What needs to be done
Search the data for the string "Anti" and extract every line where it appears.

Records supplied

************

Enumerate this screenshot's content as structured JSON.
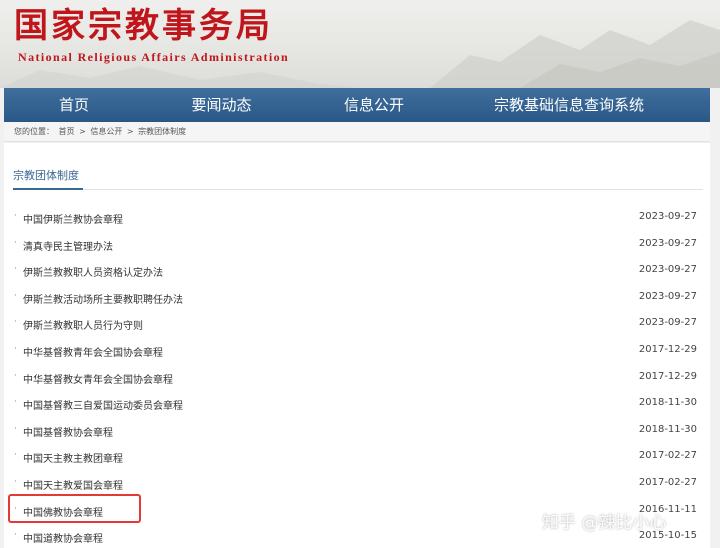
{
  "header": {
    "logo_cn": "国家宗教事务局",
    "logo_en": "National Religious Affairs Administration"
  },
  "nav": {
    "items": [
      {
        "label": "首页"
      },
      {
        "label": "要闻动态"
      },
      {
        "label": "信息公开"
      },
      {
        "label": "宗教基础信息查询系统"
      }
    ]
  },
  "breadcrumb": {
    "prefix": "您的位置：",
    "items": [
      "首页",
      "信息公开",
      "宗教团体制度"
    ],
    "separator": ">"
  },
  "section": {
    "title": "宗教团体制度"
  },
  "documents": [
    {
      "title": "中国伊斯兰教协会章程",
      "date": "2023-09-27"
    },
    {
      "title": "清真寺民主管理办法",
      "date": "2023-09-27"
    },
    {
      "title": "伊斯兰教教职人员资格认定办法",
      "date": "2023-09-27"
    },
    {
      "title": "伊斯兰教活动场所主要教职聘任办法",
      "date": "2023-09-27"
    },
    {
      "title": "伊斯兰教教职人员行为守则",
      "date": "2023-09-27"
    },
    {
      "title": "中华基督教青年会全国协会章程",
      "date": "2017-12-29"
    },
    {
      "title": "中华基督教女青年会全国协会章程",
      "date": "2017-12-29"
    },
    {
      "title": "中国基督教三自爱国运动委员会章程",
      "date": "2018-11-30"
    },
    {
      "title": "中国基督教协会章程",
      "date": "2018-11-30"
    },
    {
      "title": "中国天主教主教团章程",
      "date": "2017-02-27"
    },
    {
      "title": "中国天主教爱国会章程",
      "date": "2017-02-27"
    },
    {
      "title": "中国佛教协会章程",
      "date": "2016-11-11"
    },
    {
      "title": "中国道教协会章程",
      "date": "2015-10-15"
    }
  ],
  "watermark": "知乎 @辣比小心",
  "colors": {
    "brand_red": "#c0161b",
    "nav_blue": "#2a5787",
    "highlight_red": "#e53935"
  }
}
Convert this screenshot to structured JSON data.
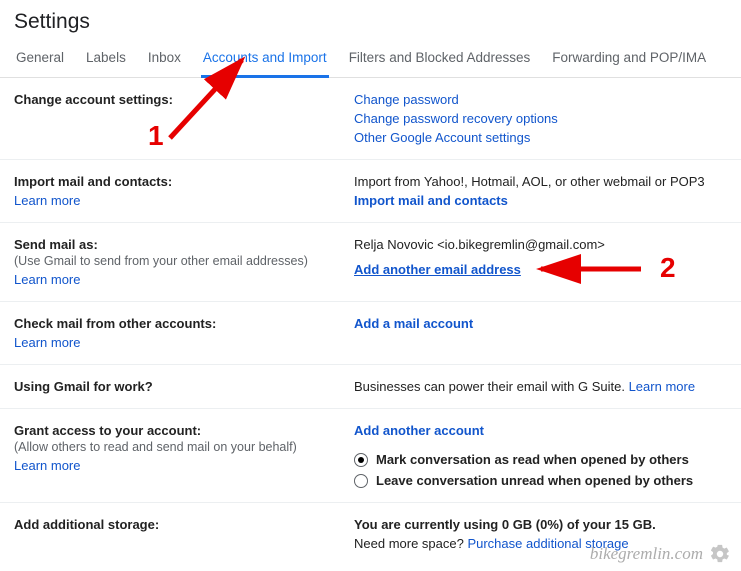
{
  "title": "Settings",
  "tabs": [
    {
      "label": "General",
      "active": false
    },
    {
      "label": "Labels",
      "active": false
    },
    {
      "label": "Inbox",
      "active": false
    },
    {
      "label": "Accounts and Import",
      "active": true
    },
    {
      "label": "Filters and Blocked Addresses",
      "active": false
    },
    {
      "label": "Forwarding and POP/IMA",
      "active": false
    }
  ],
  "sections": {
    "change_account": {
      "title": "Change account settings:",
      "links": [
        "Change password",
        "Change password recovery options",
        "Other Google Account settings"
      ]
    },
    "import_mail": {
      "title": "Import mail and contacts:",
      "learn_more": "Learn more",
      "desc": "Import from Yahoo!, Hotmail, AOL, or other webmail or POP3",
      "action": "Import mail and contacts"
    },
    "send_as": {
      "title": "Send mail as:",
      "sub": "(Use Gmail to send from your other email addresses)",
      "learn_more": "Learn more",
      "identity": "Relja Novovic <io.bikegremlin@gmail.com>",
      "action": "Add another email address"
    },
    "check_mail": {
      "title": "Check mail from other accounts:",
      "learn_more": "Learn more",
      "action": "Add a mail account"
    },
    "work": {
      "title": "Using Gmail for work?",
      "desc": "Businesses can power their email with G Suite. ",
      "learn_more": "Learn more"
    },
    "grant": {
      "title": "Grant access to your account:",
      "sub": "(Allow others to read and send mail on your behalf)",
      "learn_more": "Learn more",
      "action": "Add another account",
      "radio_read": "Mark conversation as read when opened by others",
      "radio_unread": "Leave conversation unread when opened by others"
    },
    "storage": {
      "title": "Add additional storage:",
      "desc_bold": "You are currently using 0 GB (0%) of your 15 GB.",
      "desc2": "Need more space? ",
      "purchase": "Purchase additional storage"
    }
  },
  "annotations": {
    "num1": "1",
    "num2": "2"
  },
  "watermark": "bikegremlin.com"
}
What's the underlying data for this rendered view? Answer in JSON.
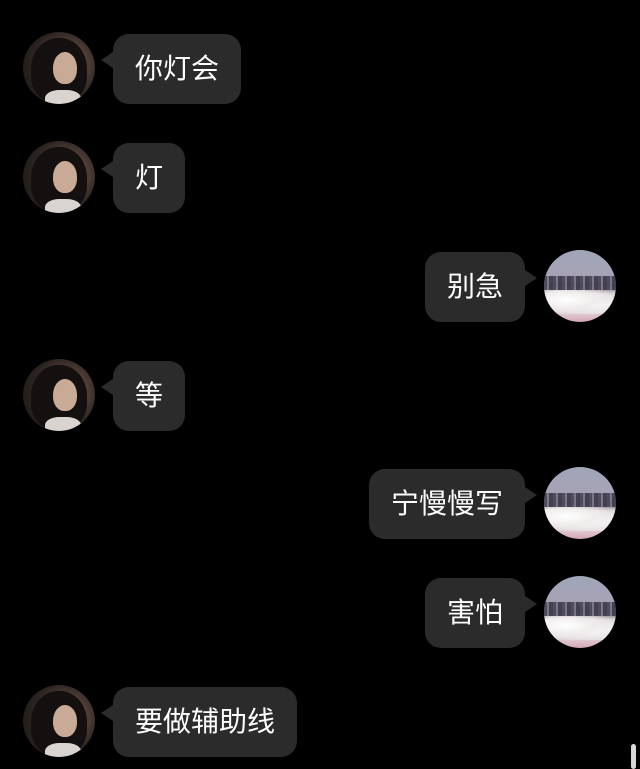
{
  "messages": [
    {
      "side": "left",
      "text": "你灯会"
    },
    {
      "side": "left",
      "text": "灯"
    },
    {
      "side": "right",
      "text": "别急"
    },
    {
      "side": "left",
      "text": "等"
    },
    {
      "side": "right",
      "text": "宁慢慢写"
    },
    {
      "side": "right",
      "text": "害怕"
    },
    {
      "side": "left",
      "text": "要做辅助线"
    }
  ],
  "colors": {
    "background": "#000000",
    "bubble": "#2b2b2b",
    "text": "#ffffff"
  }
}
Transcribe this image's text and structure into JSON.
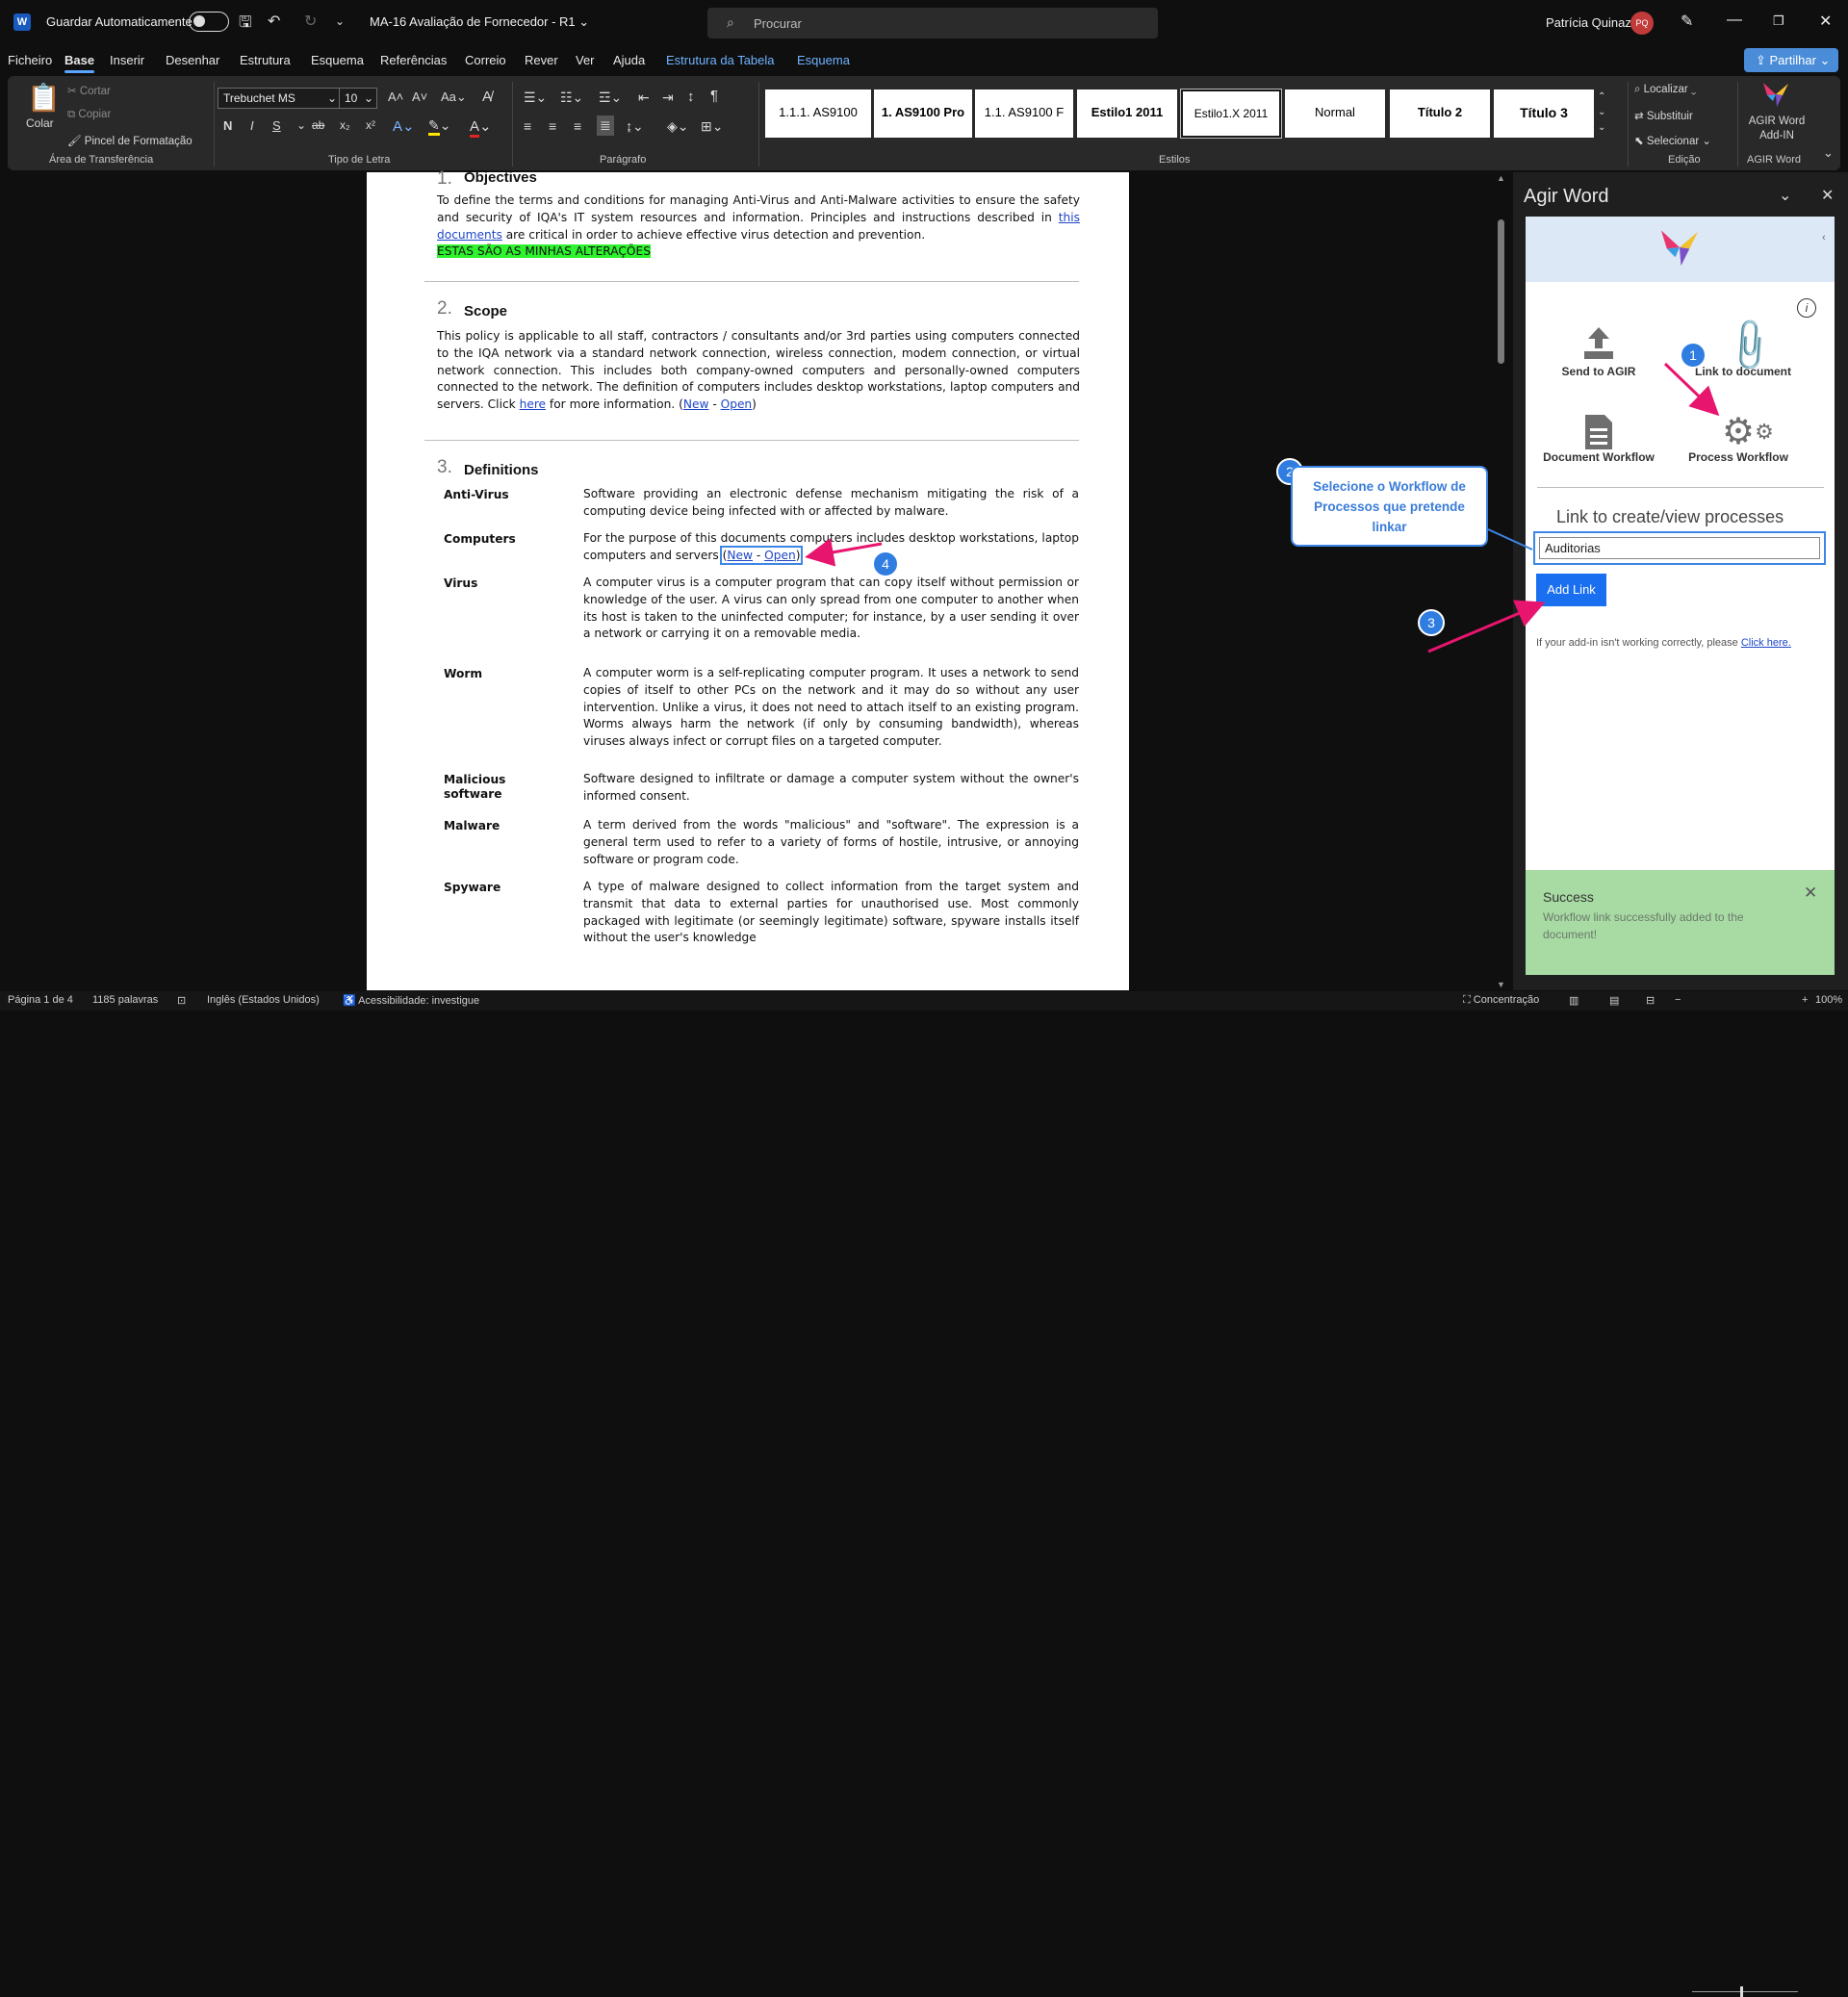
{
  "titlebar": {
    "app_icon": "W",
    "autosave_label": "Guardar Automaticamente",
    "doc_title": "MA-16 Avaliação de Fornecedor - R1",
    "search_placeholder": "Procurar",
    "user_name": "Patrícia Quinaz",
    "user_initials": "PQ"
  },
  "menu": {
    "tabs": [
      "Ficheiro",
      "Base",
      "Inserir",
      "Desenhar",
      "Estrutura",
      "Esquema",
      "Referências",
      "Correio",
      "Rever",
      "Ver",
      "Ajuda",
      "Estrutura da Tabela",
      "Esquema"
    ],
    "active_tab": "Base",
    "share_label": "Partilhar"
  },
  "ribbon": {
    "clipboard": {
      "paste": "Colar",
      "cut": "Cortar",
      "copy": "Copiar",
      "format_painter": "Pincel de Formatação",
      "group_label": "Área de Transferência"
    },
    "font": {
      "family": "Trebuchet MS",
      "size": "10",
      "change_case": "Aa",
      "bold": "N",
      "italic": "I",
      "underline": "S",
      "strike": "ab",
      "subscript": "x₂",
      "superscript": "x²",
      "group_label": "Tipo de Letra"
    },
    "paragraph": {
      "group_label": "Parágrafo"
    },
    "styles": {
      "items": [
        "1.1.1. AS9100",
        "1. AS9100 Pro",
        "1.1. AS9100 F",
        "Estilo1 2011",
        "Estilo1.X 2011",
        "Normal",
        "Título 2",
        "Título 3"
      ],
      "group_label": "Estilos"
    },
    "editing": {
      "find": "Localizar",
      "replace": "Substituir",
      "select": "Selecionar",
      "group_label": "Edição"
    },
    "agir": {
      "button_line1": "AGIR Word",
      "button_line2": "Add-IN",
      "group_label": "AGIR Word"
    }
  },
  "document": {
    "sections": [
      {
        "num": "1.",
        "title": "Objectives",
        "text_before": "To define the terms and conditions for managing Anti-Virus and Anti-Malware activities to ensure the safety and security of IQA's IT system resources and information. Principles and instructions described in ",
        "link": "this documents",
        "text_after": " are critical in order to achieve effective virus detection and prevention.",
        "highlight": "ESTAS SÃO AS MINHAS ALTERAÇÕES"
      },
      {
        "num": "2.",
        "title": "Scope",
        "text_before": "This policy is applicable to all staff, contractors / consultants and/or 3rd parties using computers connected to the IQA network via a standard network connection, wireless connection, modem connection, or virtual network connection. This includes both company-owned computers and personally-owned computers connected to the network. The definition of computers includes desktop workstations, laptop computers and servers. Click ",
        "link": "here",
        "text_after": " for more information. (",
        "link_new": "New",
        "link_sep": " - ",
        "link_open": "Open",
        "close": ")"
      },
      {
        "num": "3.",
        "title": "Definitions"
      }
    ],
    "definitions": [
      {
        "term": "Anti-Virus",
        "body": "Software providing an electronic defense mechanism mitigating the risk of a computing device being infected with or affected by malware."
      },
      {
        "term": "Computers",
        "body": "For the purpose of this documents computers includes desktop workstations, laptop computers and servers ",
        "link_new": "New",
        "link_open": "Open"
      },
      {
        "term": "Virus",
        "body": "A computer virus is a computer program that can copy itself without permission or knowledge of the user. A virus can only spread from one computer to another when its host is taken to the uninfected computer; for instance, by a user sending it over a network or carrying it on a removable media."
      },
      {
        "term": "Worm",
        "body": "A computer worm is a self-replicating computer program. It uses a network to send copies of itself to other PCs on the network and it may do so without any user intervention. Unlike a virus, it does not need to attach itself to an existing program. Worms always harm the network (if only by consuming bandwidth), whereas viruses always infect or corrupt files on a targeted computer."
      },
      {
        "term": "Malicious software",
        "body": "Software designed to infiltrate or damage a computer system without the owner's informed consent."
      },
      {
        "term": "Malware",
        "body": "A term derived from the words \"malicious\" and \"software\". The expression is a general term used to refer to a variety of forms of hostile, intrusive, or annoying software or program code."
      },
      {
        "term": "Spyware",
        "body": "A type of malware designed to collect information from the target system and transmit that data to external parties for unauthorised use. Most commonly packaged with legitimate (or seemingly legitimate) software, spyware installs itself without the user's knowledge"
      }
    ]
  },
  "pane": {
    "title": "Agir Word",
    "send_to_agir": "Send to AGIR",
    "link_to_document": "Link to document",
    "document_workflow": "Document Workflow",
    "process_workflow": "Process Workflow",
    "heading": "Link to create/view processes",
    "input_value": "Auditorias",
    "add_link": "Add Link",
    "help_text": "If your add-in isn't working correctly, please ",
    "help_link": "Click here.",
    "success_title": "Success",
    "success_message": "Workflow link successfully added to the document!"
  },
  "annotations": {
    "steps": [
      "1",
      "2",
      "3",
      "4"
    ],
    "callout": "Selecione o Workflow de Processos que pretende linkar",
    "arrow_color": "#e8156e",
    "highlight_color": "#3d86e6"
  },
  "statusbar": {
    "page": "Página 1 de 4",
    "words": "1185 palavras",
    "language": "Inglês (Estados Unidos)",
    "accessibility": "Acessibilidade: investigue",
    "focus": "Concentração",
    "zoom": "100%"
  },
  "colors": {
    "accent": "#4a8cd8",
    "highlight_green": "#2ef32e",
    "success_bg": "#a8dba3",
    "add_link_bg": "#1a6ef0"
  }
}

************

Problem solution
        "text_before": "To define the terms and conditions for managing Anti-Virus and Anti-Malware activities to ensure the safety and security of IQA's IT system resources and information. Principles and instructions described in ",
        "term": "Anti-Virus",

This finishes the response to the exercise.